Element data from apps and pages ▸
BEGIN
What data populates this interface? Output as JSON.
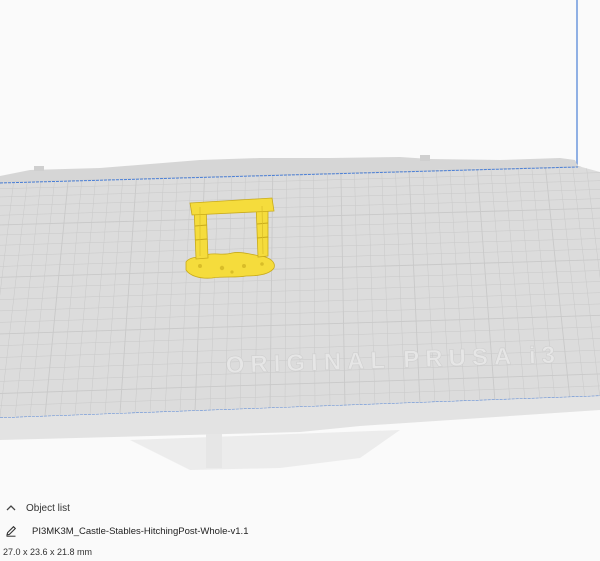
{
  "viewport": {
    "bed_logo_text": "ORIGINAL PRUSA i3",
    "model_color": "#f5dc3c",
    "bed_color": "#dcdcdc",
    "grid_color": "#c9c9c9",
    "edge_color": "#4a7fd6"
  },
  "object_list": {
    "title": "Object list",
    "collapse_icon": "chevron-up-icon",
    "edit_icon": "pencil-icon",
    "object_name": "PI3MK3M_Castle-Stables-HitchingPost-Whole-v1.1",
    "dimensions": "27.0 x 23.6 x 21.8 mm"
  }
}
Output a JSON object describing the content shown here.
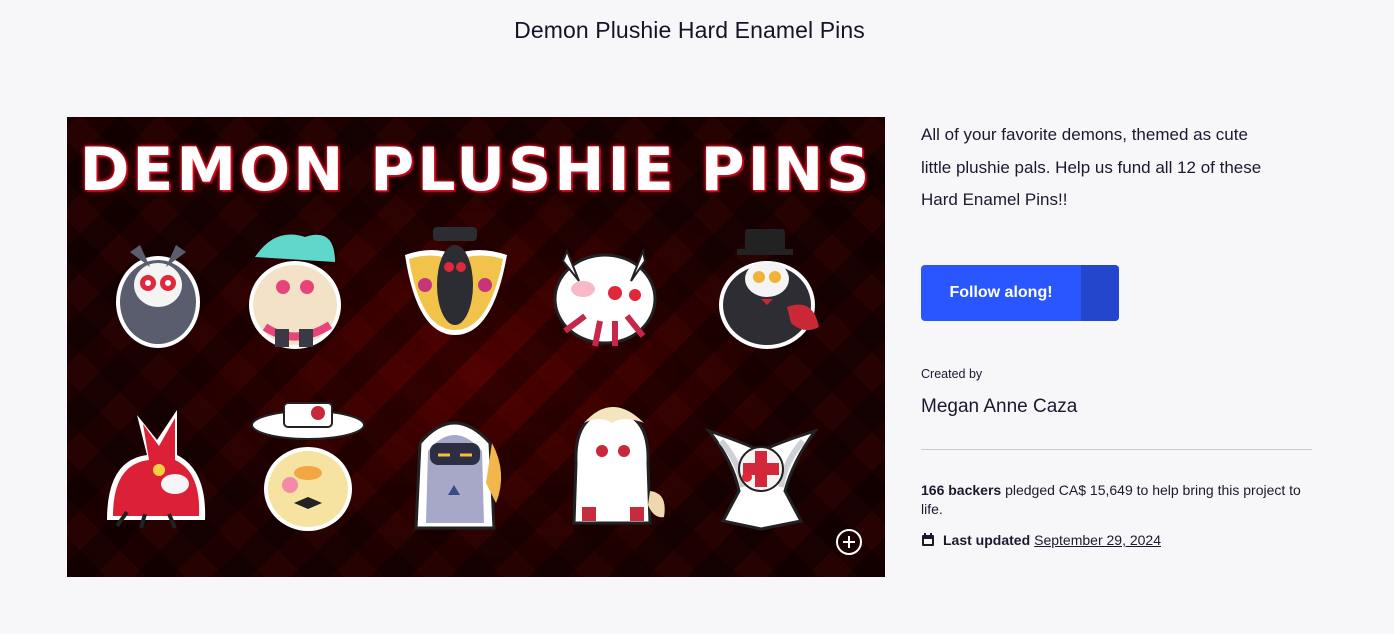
{
  "page": {
    "title": "Demon Plushie Hard Enamel Pins"
  },
  "hero": {
    "banner_text": "DEMON PLUSHIE PINS",
    "mascots": [
      "owl-demon-pin-icon",
      "rainbow-cat-pin-icon",
      "moth-demon-pin-icon",
      "white-spider-pin-icon",
      "black-cat-pin-icon",
      "red-fox-pin-icon",
      "duck-pin-icon",
      "hooded-knight-pin-icon",
      "cream-goat-pin-icon",
      "moth-nurse-pin-icon"
    ],
    "zoom_icon": "zoom-in-icon",
    "colors": {
      "background": "#1c0000",
      "accent": "#ff2a3a"
    }
  },
  "side": {
    "blurb": "All of your favorite demons, themed as cute little plushie pals. Help us fund all 12 of these Hard Enamel Pins!!",
    "follow_label": "Follow along!",
    "follow_color": "#2a56ff",
    "created_label": "Created by",
    "creator": "Megan Anne Caza",
    "stats": {
      "backers": "166 backers",
      "pledge_text": "pledged CA$ 15,649 to help bring this project to life."
    },
    "updated": {
      "icon": "calendar-icon",
      "label": "Last updated",
      "date": "September 29, 2024"
    }
  }
}
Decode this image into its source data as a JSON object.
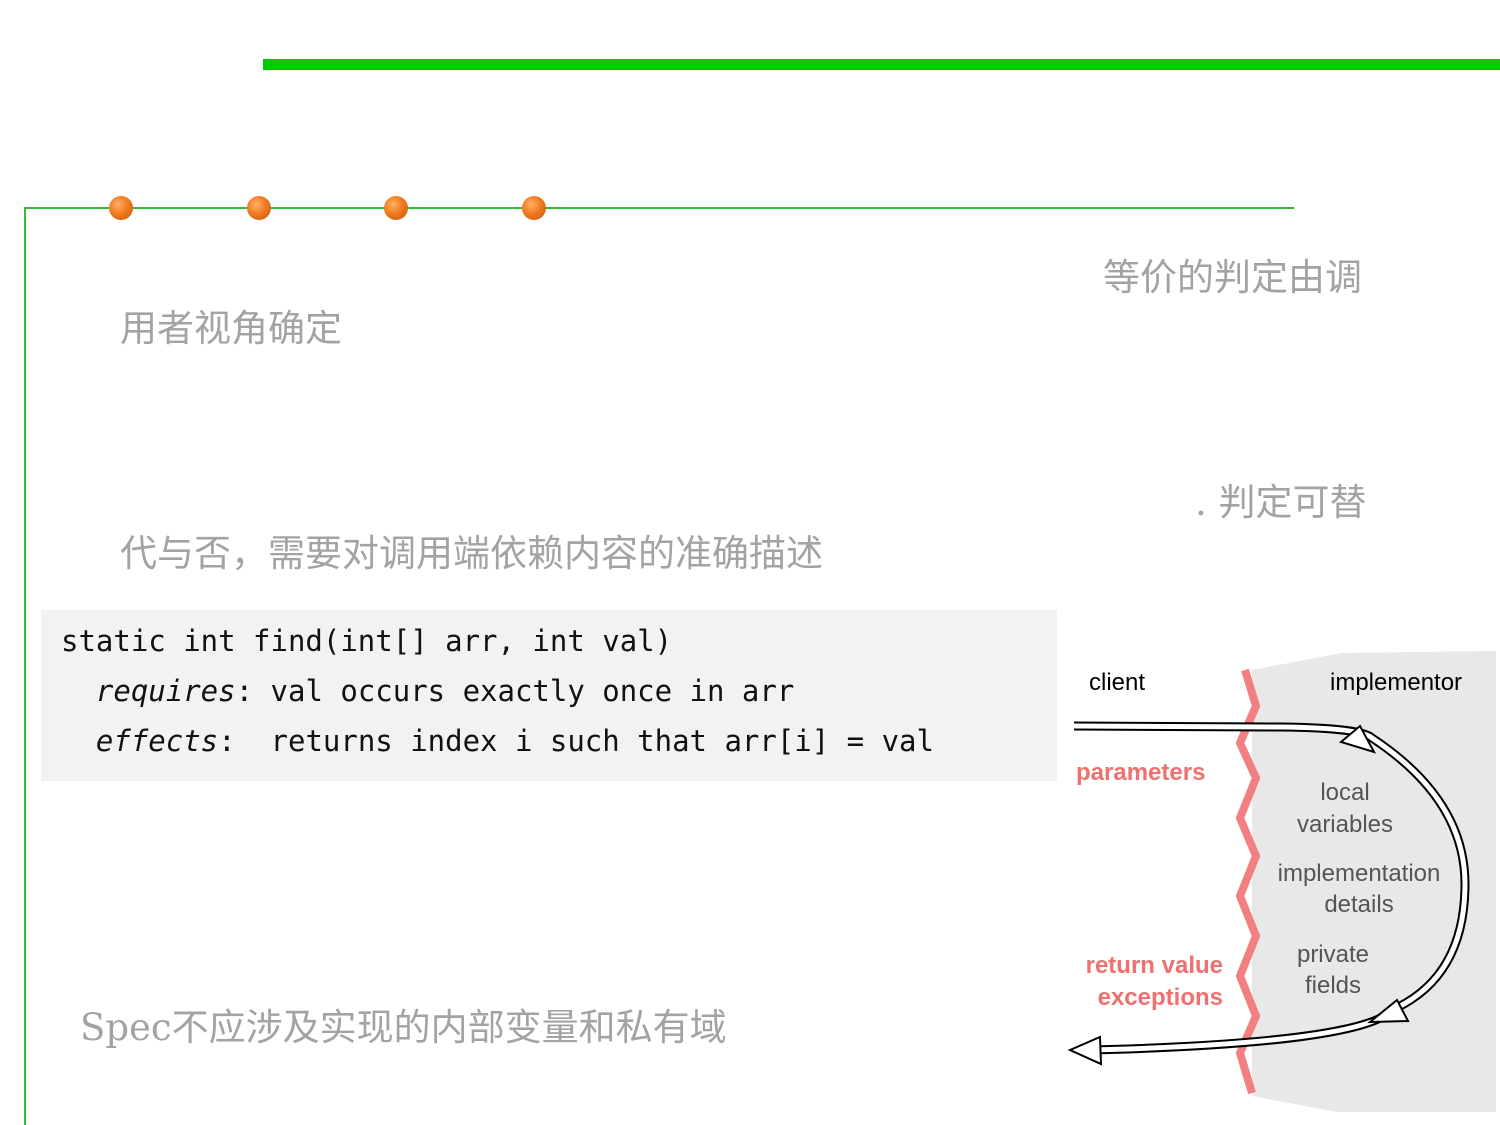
{
  "text": {
    "line1_right": "等价的判定由调",
    "line1_left": "用者视角确定",
    "line2_right": ". 判定可替",
    "line2_left": "代与否，需要对调用端依赖内容的准确描述",
    "bottom": "Spec不应涉及实现的内部变量和私有域"
  },
  "code": {
    "sig": "static int find(int[] arr, int val)",
    "req_kw": "requires",
    "req_rest": ": val occurs exactly once in arr",
    "eff_kw": "effects",
    "eff_rest": ":  returns index i such that arr[i] = val"
  },
  "diagram": {
    "client": "client",
    "implementor": "implementor",
    "parameters": "parameters",
    "return_value": "return value",
    "exceptions": "exceptions",
    "local": "local",
    "variables": "variables",
    "implementation": "implementation",
    "details": "details",
    "private": "private",
    "fields": "fields"
  },
  "colors": {
    "accent_green": "#00cc00",
    "dot_orange": "#f07a1f",
    "boundary_red": "#f28080",
    "label_red": "#f07070"
  }
}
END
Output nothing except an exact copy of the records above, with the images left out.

Exercise response ▸
What data populates this interface? Output as JSON.
{
  "viewport": {
    "bed_logo_text": "ORIGINAL PRUSA i3",
    "model_color": "#f5dc3c",
    "bed_color": "#dcdcdc",
    "grid_color": "#c9c9c9",
    "edge_color": "#4a7fd6"
  },
  "object_list": {
    "title": "Object list",
    "collapse_icon": "chevron-up-icon",
    "edit_icon": "pencil-icon",
    "object_name": "PI3MK3M_Castle-Stables-HitchingPost-Whole-v1.1",
    "dimensions": "27.0 x 23.6 x 21.8 mm"
  }
}
Output a JSON object describing the content shown here.
{
  "page": {
    "title": "Demon Plushie Hard Enamel Pins"
  },
  "hero": {
    "banner_text": "DEMON PLUSHIE PINS",
    "mascots": [
      "owl-demon-pin-icon",
      "rainbow-cat-pin-icon",
      "moth-demon-pin-icon",
      "white-spider-pin-icon",
      "black-cat-pin-icon",
      "red-fox-pin-icon",
      "duck-pin-icon",
      "hooded-knight-pin-icon",
      "cream-goat-pin-icon",
      "moth-nurse-pin-icon"
    ],
    "zoom_icon": "zoom-in-icon",
    "colors": {
      "background": "#1c0000",
      "accent": "#ff2a3a"
    }
  },
  "side": {
    "blurb": "All of your favorite demons, themed as cute little plushie pals. Help us fund all 12 of these Hard Enamel Pins!!",
    "follow_label": "Follow along!",
    "follow_color": "#2a56ff",
    "created_label": "Created by",
    "creator": "Megan Anne Caza",
    "stats": {
      "backers": "166 backers",
      "pledge_text": "pledged CA$ 15,649 to help bring this project to life."
    },
    "updated": {
      "icon": "calendar-icon",
      "label": "Last updated",
      "date": "September 29, 2024"
    }
  }
}
Decode this image into its source data as a JSON object.
{
  "text": {
    "line1_right": "等价的判定由调",
    "line1_left": "用者视角确定",
    "line2_right": ". 判定可替",
    "line2_left": "代与否，需要对调用端依赖内容的准确描述",
    "bottom": "Spec不应涉及实现的内部变量和私有域"
  },
  "code": {
    "sig": "static int find(int[] arr, int val)",
    "req_kw": "requires",
    "req_rest": ": val occurs exactly once in arr",
    "eff_kw": "effects",
    "eff_rest": ":  returns index i such that arr[i] = val"
  },
  "diagram": {
    "client": "client",
    "implementor": "implementor",
    "parameters": "parameters",
    "return_value": "return value",
    "exceptions": "exceptions",
    "local": "local",
    "variables": "variables",
    "implementation": "implementation",
    "details": "details",
    "private": "private",
    "fields": "fields"
  },
  "colors": {
    "accent_green": "#00cc00",
    "dot_orange": "#f07a1f",
    "boundary_red": "#f28080",
    "label_red": "#f07070"
  }
}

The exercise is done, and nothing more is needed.